Tuesday, May 3, 2016

One For the Children

     As a person who is lucky enough to be around lots of children on a regular basis, I feel the weight of my responsibility very deeply. Sometimes, I feel overwhelmed by how different most of your childhoods are from my own ,and how short they seem because many of you are exposed to adult problems so soon. Childhood is supposed to be a unique experience distinctly separate from adulthood, a time when you have fun and learn how to follow rules, and leave most of the worrying to the adults. Somewhere along the way, some adults got that mixed up.You're really cool people, and sometimes we want you to be our friends. I know that sounds fun, but sometimes, it means that we dump our big grown up problems into your still growing brains, and then we wonder why you're not acting the way we want you to. That's a really silly thing to do, and I'm sorry that so many of you have to deal with the ignorance of people who are supposed to take care of you. I've taken enough psychology classes to know that the vast majority of your negative behaviors are triggered by circumstances in your life that are outside of your control, and yet I am still so quick to lose my patience. I'm trying so hard to work on that, I hope you can forgive me in the meantime.
     I'm sorry that I can't fix all of your problems, but even more importantly, I'm sorry that I've wasted so much time being overwhelmed by what I can't do,and forgetting to do the things I can. So, from now on, I promise to try to do my best to spend less time focusing on all of the negative things I see, and more time appreciating all of the positivity you create  I'll spend less time being sad when I see people coming to eat with you and never putting their phones down, and more time listening to your stories about your little league games and dance classes.

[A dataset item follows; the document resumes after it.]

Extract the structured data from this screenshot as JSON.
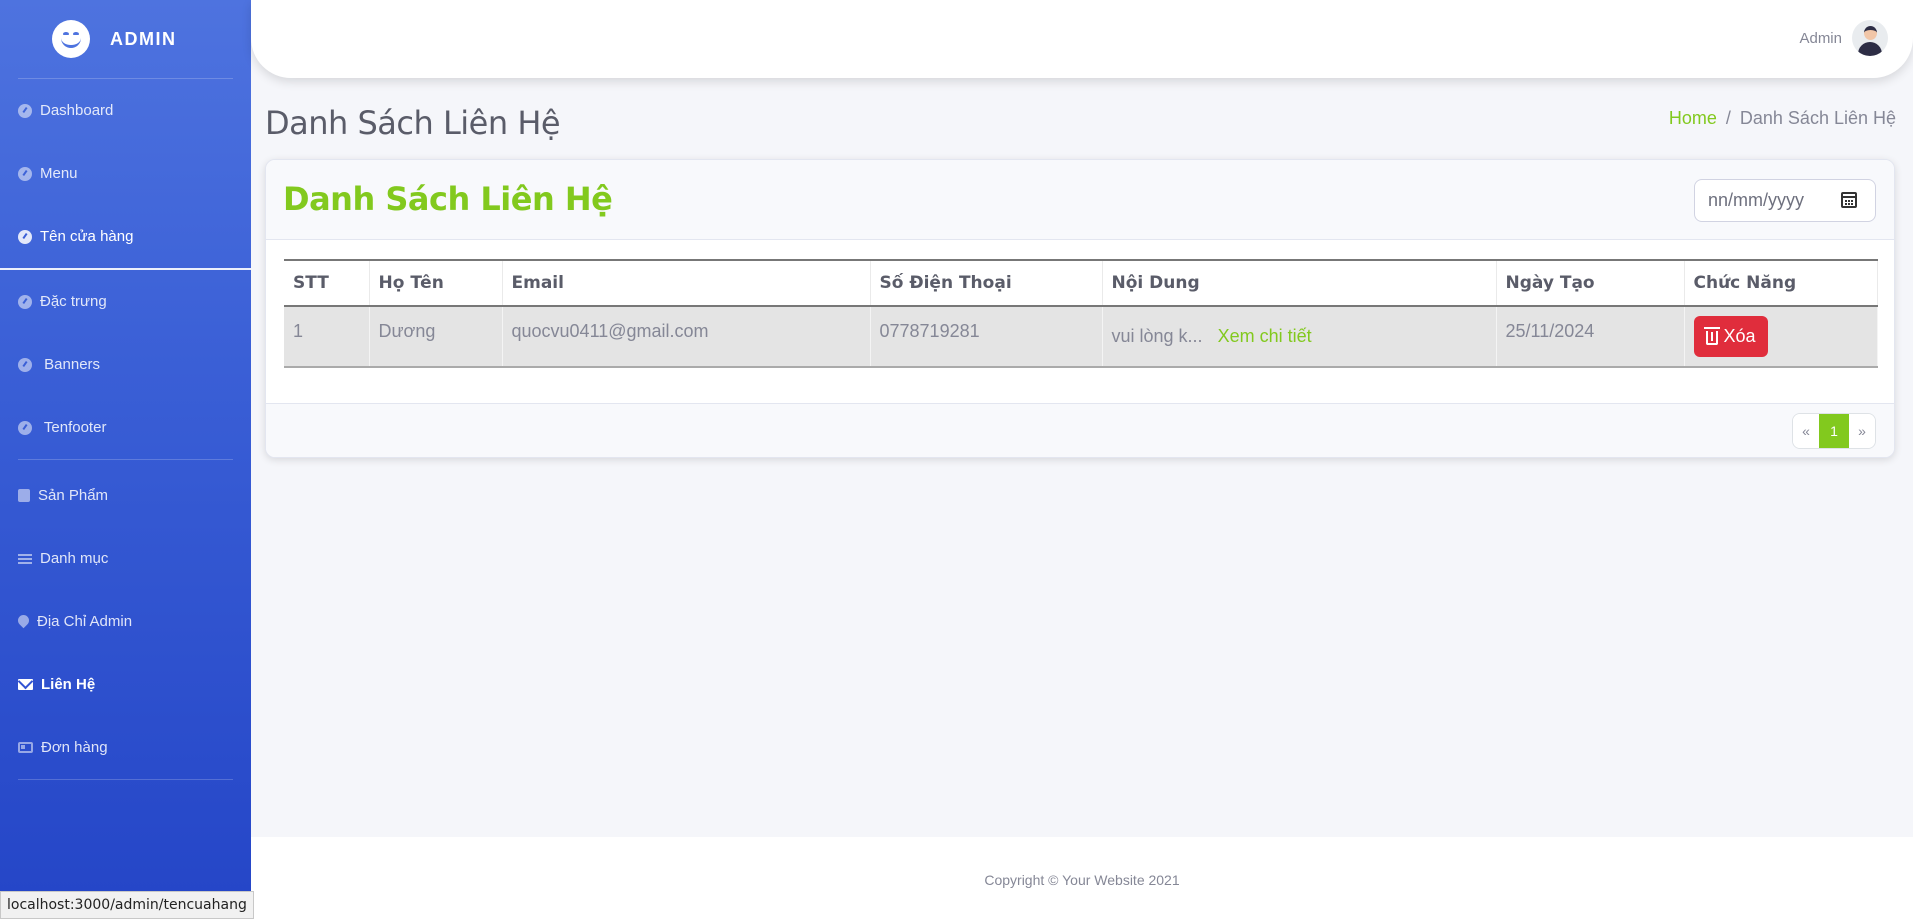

I will spend less of my moments of free time scrolling through social media reading arguments between adults about bathrooms and politics,and more of that time listening to both sides of your Baseball vs. Soccer debates,and detailed explanations of who your favorite superhero is.

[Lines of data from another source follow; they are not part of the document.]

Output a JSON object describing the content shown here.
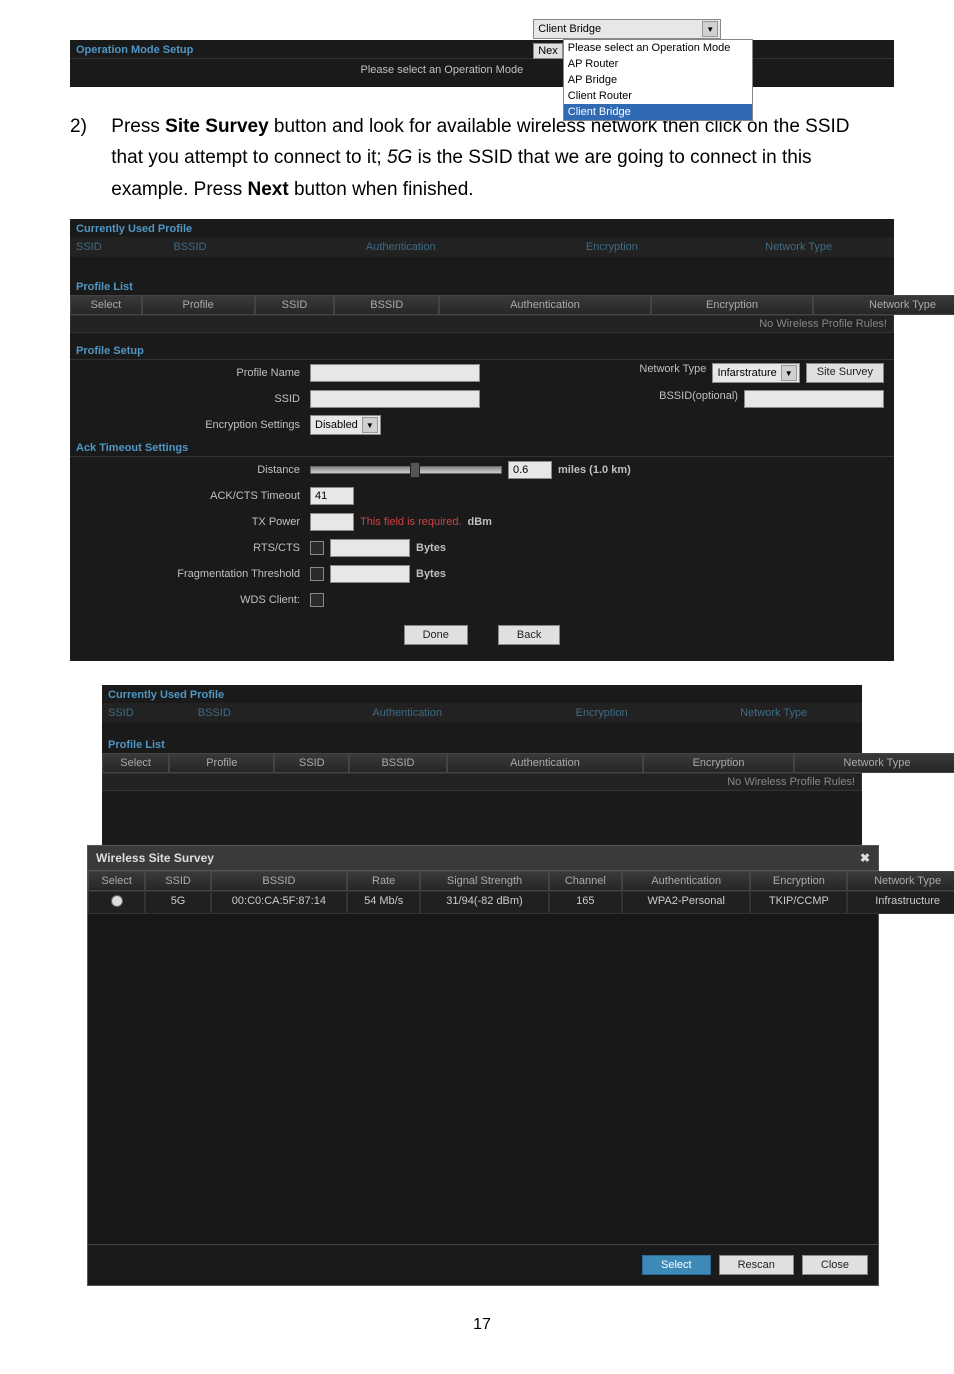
{
  "op_mode_setup": {
    "title": "Operation Mode Setup",
    "label": "Please select an Operation Mode",
    "value": "Client Bridge",
    "next": "Nex",
    "options": [
      "Please select an Operation Mode",
      "AP Router",
      "AP Bridge",
      "Client Router",
      "Client Bridge"
    ]
  },
  "instruction": {
    "num": "2)",
    "text_before": "Press ",
    "bold1": "Site Survey",
    "text_mid1": " button and look for available wireless network then click on the SSID that you attempt to connect to it; ",
    "italic": "5G",
    "text_mid2": " is the SSID that we are going to connect in this example. Press ",
    "bold2": "Next",
    "text_end": " button when finished."
  },
  "currently_used": {
    "title": "Currently Used Profile",
    "cols": [
      "SSID",
      "BSSID",
      "Authentication",
      "Encryption",
      "Network Type"
    ]
  },
  "profile_list": {
    "title": "Profile List",
    "cols": [
      "Select",
      "Profile",
      "SSID",
      "BSSID",
      "Authentication",
      "Encryption",
      "Network Type"
    ],
    "empty": "No Wireless Profile Rules!"
  },
  "profile_setup": {
    "title": "Profile Setup",
    "profile_name": "Profile Name",
    "network_type": "Network Type",
    "network_type_val": "Infarstrature",
    "site_survey": "Site Survey",
    "ssid": "SSID",
    "bssid_opt": "BSSID(optional)",
    "enc_settings": "Encryption Settings",
    "enc_val": "Disabled"
  },
  "ack": {
    "title": "Ack Timeout Settings",
    "distance": "Distance",
    "distance_val": "0.6",
    "distance_unit": "miles (1.0 km)",
    "ackcts": "ACK/CTS Timeout",
    "ackcts_val": "41",
    "txpower": "TX Power",
    "txpower_req": "This field is required.",
    "txpower_unit": "dBm",
    "rtscts": "RTS/CTS",
    "bytes": "Bytes",
    "frag": "Fragmentation Threshold",
    "wds": "WDS Client:",
    "done": "Done",
    "back": "Back"
  },
  "popup": {
    "title": "Wireless Site Survey",
    "close_x": "✖",
    "cols": [
      "Select",
      "SSID",
      "BSSID",
      "Rate",
      "Signal Strength",
      "Channel",
      "Authentication",
      "Encryption",
      "Network Type"
    ],
    "row": {
      "ssid": "5G",
      "bssid": "00:C0:CA:5F:87:14",
      "rate": "54 Mb/s",
      "signal": "31/94(-82 dBm)",
      "channel": "165",
      "auth": "WPA2-Personal",
      "enc": "TKIP/CCMP",
      "ntype": "Infrastructure"
    },
    "select": "Select",
    "rescan": "Rescan",
    "close": "Close"
  },
  "pagenum": "17"
}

    I'm still going to correct you when you're not following the rules, and I'm still not going to let you put Ketchup on every single food you eat, because I promise you that there are some things it just doesn't go with. It's my job to make sure your're following the rules and doing what you're supposed to do, and I know that makes me look mean sometimes. I can remember being a child and not enjoying being disciplined, but I am old enough now to understand that it taught me how to respect authority and take responsibility for my actions, and those are two very important things to know in this world.

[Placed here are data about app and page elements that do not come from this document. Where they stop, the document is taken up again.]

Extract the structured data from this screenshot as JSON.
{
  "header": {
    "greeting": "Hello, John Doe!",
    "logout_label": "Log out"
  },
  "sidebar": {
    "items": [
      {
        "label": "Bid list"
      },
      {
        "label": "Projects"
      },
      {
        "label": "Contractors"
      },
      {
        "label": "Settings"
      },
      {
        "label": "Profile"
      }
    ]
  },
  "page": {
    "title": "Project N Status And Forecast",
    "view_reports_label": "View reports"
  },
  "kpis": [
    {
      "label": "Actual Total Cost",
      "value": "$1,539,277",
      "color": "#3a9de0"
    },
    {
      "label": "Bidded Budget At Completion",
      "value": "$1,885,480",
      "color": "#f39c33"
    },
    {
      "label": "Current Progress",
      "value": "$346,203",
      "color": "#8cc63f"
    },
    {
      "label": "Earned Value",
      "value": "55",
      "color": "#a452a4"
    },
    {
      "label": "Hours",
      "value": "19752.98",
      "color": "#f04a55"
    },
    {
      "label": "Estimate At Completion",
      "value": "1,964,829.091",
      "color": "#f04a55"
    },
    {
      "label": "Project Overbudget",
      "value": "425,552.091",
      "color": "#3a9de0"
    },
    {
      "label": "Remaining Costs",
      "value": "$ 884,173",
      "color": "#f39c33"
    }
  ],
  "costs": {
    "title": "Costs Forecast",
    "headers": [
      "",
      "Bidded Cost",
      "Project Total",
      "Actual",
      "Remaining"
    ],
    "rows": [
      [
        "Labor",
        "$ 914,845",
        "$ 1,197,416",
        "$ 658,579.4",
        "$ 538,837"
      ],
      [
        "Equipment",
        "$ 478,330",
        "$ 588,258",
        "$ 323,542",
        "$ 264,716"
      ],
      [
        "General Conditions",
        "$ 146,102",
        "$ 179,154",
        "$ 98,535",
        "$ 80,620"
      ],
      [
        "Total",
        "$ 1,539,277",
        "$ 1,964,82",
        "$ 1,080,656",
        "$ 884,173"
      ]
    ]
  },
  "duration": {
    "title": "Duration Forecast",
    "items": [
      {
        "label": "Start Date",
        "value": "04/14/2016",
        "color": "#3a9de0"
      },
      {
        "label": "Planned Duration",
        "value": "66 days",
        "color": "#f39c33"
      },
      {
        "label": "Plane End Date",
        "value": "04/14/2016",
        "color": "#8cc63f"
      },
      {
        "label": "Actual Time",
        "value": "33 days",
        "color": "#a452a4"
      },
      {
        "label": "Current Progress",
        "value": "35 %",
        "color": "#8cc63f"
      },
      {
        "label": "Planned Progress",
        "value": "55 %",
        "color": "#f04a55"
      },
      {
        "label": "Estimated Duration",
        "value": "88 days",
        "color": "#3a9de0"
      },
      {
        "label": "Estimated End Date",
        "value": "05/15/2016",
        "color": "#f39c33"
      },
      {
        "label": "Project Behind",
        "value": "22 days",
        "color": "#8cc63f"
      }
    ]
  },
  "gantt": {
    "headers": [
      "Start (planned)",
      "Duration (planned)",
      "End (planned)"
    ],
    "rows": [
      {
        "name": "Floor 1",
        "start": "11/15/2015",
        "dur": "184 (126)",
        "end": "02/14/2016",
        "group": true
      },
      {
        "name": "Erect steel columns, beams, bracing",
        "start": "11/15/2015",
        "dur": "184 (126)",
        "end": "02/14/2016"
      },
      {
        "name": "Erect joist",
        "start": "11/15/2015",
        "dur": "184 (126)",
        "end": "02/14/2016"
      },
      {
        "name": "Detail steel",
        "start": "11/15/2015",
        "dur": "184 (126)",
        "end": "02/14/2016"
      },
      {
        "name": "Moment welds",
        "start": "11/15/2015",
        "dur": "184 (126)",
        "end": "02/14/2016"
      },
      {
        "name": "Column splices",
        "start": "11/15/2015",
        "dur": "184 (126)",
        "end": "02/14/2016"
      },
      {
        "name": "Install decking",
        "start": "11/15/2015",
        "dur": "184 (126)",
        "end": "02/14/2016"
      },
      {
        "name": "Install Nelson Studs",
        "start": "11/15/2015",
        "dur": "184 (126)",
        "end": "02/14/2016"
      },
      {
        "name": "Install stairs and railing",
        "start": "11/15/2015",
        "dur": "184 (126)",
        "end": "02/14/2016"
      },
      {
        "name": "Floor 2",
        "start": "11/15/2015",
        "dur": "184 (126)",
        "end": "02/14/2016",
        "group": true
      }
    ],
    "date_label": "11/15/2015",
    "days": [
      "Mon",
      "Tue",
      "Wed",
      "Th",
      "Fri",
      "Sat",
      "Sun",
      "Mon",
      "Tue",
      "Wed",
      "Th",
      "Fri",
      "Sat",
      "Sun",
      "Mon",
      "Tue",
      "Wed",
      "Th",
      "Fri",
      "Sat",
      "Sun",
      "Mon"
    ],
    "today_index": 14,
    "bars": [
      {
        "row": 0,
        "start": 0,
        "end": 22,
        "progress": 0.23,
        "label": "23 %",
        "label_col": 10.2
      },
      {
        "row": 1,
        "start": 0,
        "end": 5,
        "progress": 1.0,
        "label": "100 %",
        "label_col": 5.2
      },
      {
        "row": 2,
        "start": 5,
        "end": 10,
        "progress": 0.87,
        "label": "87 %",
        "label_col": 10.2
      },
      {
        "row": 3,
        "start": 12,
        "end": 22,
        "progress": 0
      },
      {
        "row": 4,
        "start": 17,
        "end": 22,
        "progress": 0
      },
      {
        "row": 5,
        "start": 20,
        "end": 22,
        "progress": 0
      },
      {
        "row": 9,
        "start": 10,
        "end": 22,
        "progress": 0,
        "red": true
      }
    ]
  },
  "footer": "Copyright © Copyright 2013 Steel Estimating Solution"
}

     I hope you know that you're important to me, even when I'm tired, overwhelmed, and frustrated because I don't always know if I'm doing anything that's really helping you. I wish I could fix all of your problems for you, but maybe it's better for you in the long run that I can only be there to help you as much as I can while you learn to face them on your own. I'm so lucky to be someone who gets to work with children, and you have taught me more that I could ever teach you. If there's one thing I could say to you that I never want you to forget, it's something best said in the words of one of my childhood heroes. You see, when all of the chaos dies down, and summer comes, and the cycle starts again until you wake up one day and discover that you aren't a child anymore, there's one thing that I hope you'll always know, and this is it: I like you just the way you are.